- Exercise
All of the data must be output exactly, with every picture left out.
-------- Data section --------
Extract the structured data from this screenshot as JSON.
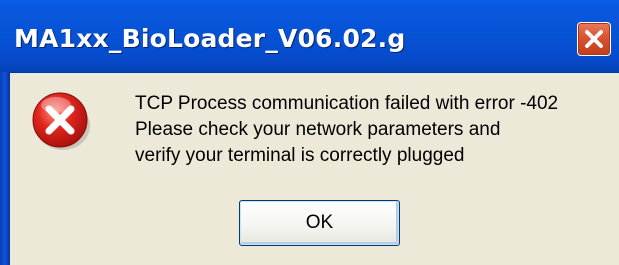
{
  "window": {
    "title": "MA1xx_BioLoader_V06.02.g",
    "close_icon": "close-icon"
  },
  "dialog": {
    "icon": "error-icon",
    "message_lines": [
      "TCP Process communication failed with error -402",
      "Please check your network parameters and",
      "verify your terminal is correctly plugged"
    ],
    "ok_label": "OK"
  },
  "colors": {
    "titlebar": "#0653D6",
    "dialog_background": "#ECE9D8",
    "close_button": "#D9532E",
    "error_icon": "#D61E1E"
  }
}
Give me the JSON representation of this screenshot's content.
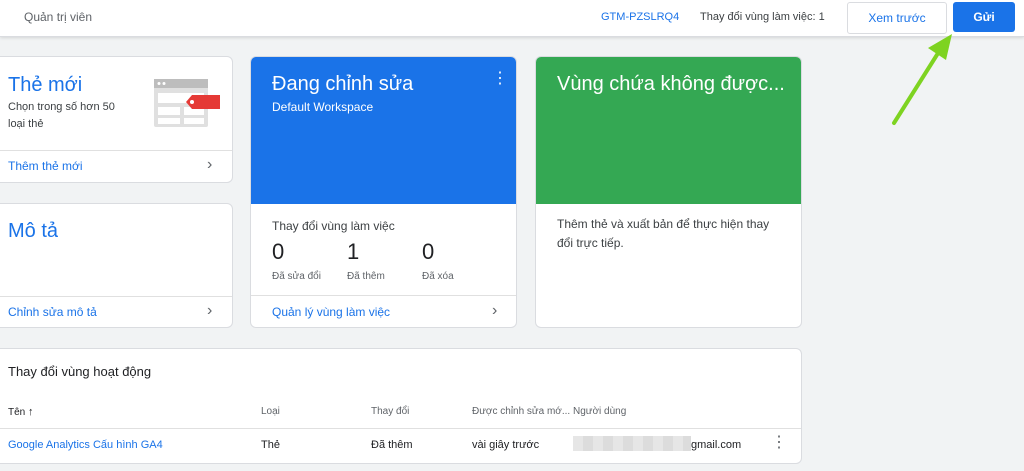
{
  "topbar": {
    "title": "Quản trị viên",
    "container_id": "GTM-PZSLRQ4",
    "workspace_changes": "Thay đổi vùng làm việc: 1",
    "preview_label": "Xem trước",
    "submit_label": "Gửi"
  },
  "new_tag_card": {
    "title": "Thẻ mới",
    "description": "Chọn trong số hơn 50 loại thẻ",
    "link": "Thêm thẻ mới"
  },
  "description_card": {
    "title": "Mô tả",
    "link": "Chỉnh sửa mô tả"
  },
  "editing_card": {
    "title": "Đang chỉnh sửa",
    "subtitle": "Default Workspace",
    "section_label": "Thay đổi vùng làm việc",
    "stats": [
      {
        "value": "0",
        "label": "Đã sửa đổi"
      },
      {
        "value": "1",
        "label": "Đã thêm"
      },
      {
        "value": "0",
        "label": "Đã xóa"
      }
    ],
    "link": "Quản lý vùng làm việc"
  },
  "unpublished_card": {
    "title": "Vùng chứa không được...",
    "description": "Thêm thẻ và xuất bản để thực hiện thay đổi trực tiếp."
  },
  "changes_table": {
    "title": "Thay đổi vùng hoạt động",
    "headers": {
      "name": "Tên",
      "type": "Loại",
      "change": "Thay đổi",
      "edited": "Được chỉnh sửa mớ...",
      "user": "Người dùng"
    },
    "rows": [
      {
        "name": "Google Analytics Cấu hình GA4",
        "type": "Thẻ",
        "change": "Đã thêm",
        "edited": "vài giây trước",
        "user": "gmail.com"
      }
    ]
  },
  "colors": {
    "accent": "#1a73e8",
    "editing_header": "#1a73e8",
    "unpublished_header": "#34a853",
    "arrow": "#7ed321"
  }
}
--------
- Result of this exercise
Extract the structured data from this screenshot as JSON.
{
  "window": {
    "title": "MA1xx_BioLoader_V06.02.g",
    "close_icon": "close-icon"
  },
  "dialog": {
    "icon": "error-icon",
    "message_lines": [
      "TCP Process communication failed with error -402",
      "Please check your network parameters and",
      "verify your terminal is correctly plugged"
    ],
    "ok_label": "OK"
  },
  "colors": {
    "titlebar": "#0653D6",
    "dialog_background": "#ECE9D8",
    "close_button": "#D9532E",
    "error_icon": "#D61E1E"
  }
}
Give me the JSON representation of this screenshot's content.
{
  "topbar": {
    "title": "Quản trị viên",
    "container_id": "GTM-PZSLRQ4",
    "workspace_changes": "Thay đổi vùng làm việc: 1",
    "preview_label": "Xem trước",
    "submit_label": "Gửi"
  },
  "new_tag_card": {
    "title": "Thẻ mới",
    "description": "Chọn trong số hơn 50 loại thẻ",
    "link": "Thêm thẻ mới"
  },
  "description_card": {
    "title": "Mô tả",
    "link": "Chỉnh sửa mô tả"
  },
  "editing_card": {
    "title": "Đang chỉnh sửa",
    "subtitle": "Default Workspace",
    "section_label": "Thay đổi vùng làm việc",
    "stats": [
      {
        "value": "0",
        "label": "Đã sửa đổi"
      },
      {
        "value": "1",
        "label": "Đã thêm"
      },
      {
        "value": "0",
        "label": "Đã xóa"
      }
    ],
    "link": "Quản lý vùng làm việc"
  },
  "unpublished_card": {
    "title": "Vùng chứa không được...",
    "description": "Thêm thẻ và xuất bản để thực hiện thay đổi trực tiếp."
  },
  "changes_table": {
    "title": "Thay đổi vùng hoạt động",
    "headers": {
      "name": "Tên",
      "type": "Loại",
      "change": "Thay đổi",
      "edited": "Được chỉnh sửa mớ...",
      "user": "Người dùng"
    },
    "rows": [
      {
        "name": "Google Analytics Cấu hình GA4",
        "type": "Thẻ",
        "change": "Đã thêm",
        "edited": "vài giây trước",
        "user": "gmail.com"
      }
    ]
  },
  "colors": {
    "accent": "#1a73e8",
    "editing_header": "#1a73e8",
    "unpublished_header": "#34a853",
    "arrow": "#7ed321"
  }
}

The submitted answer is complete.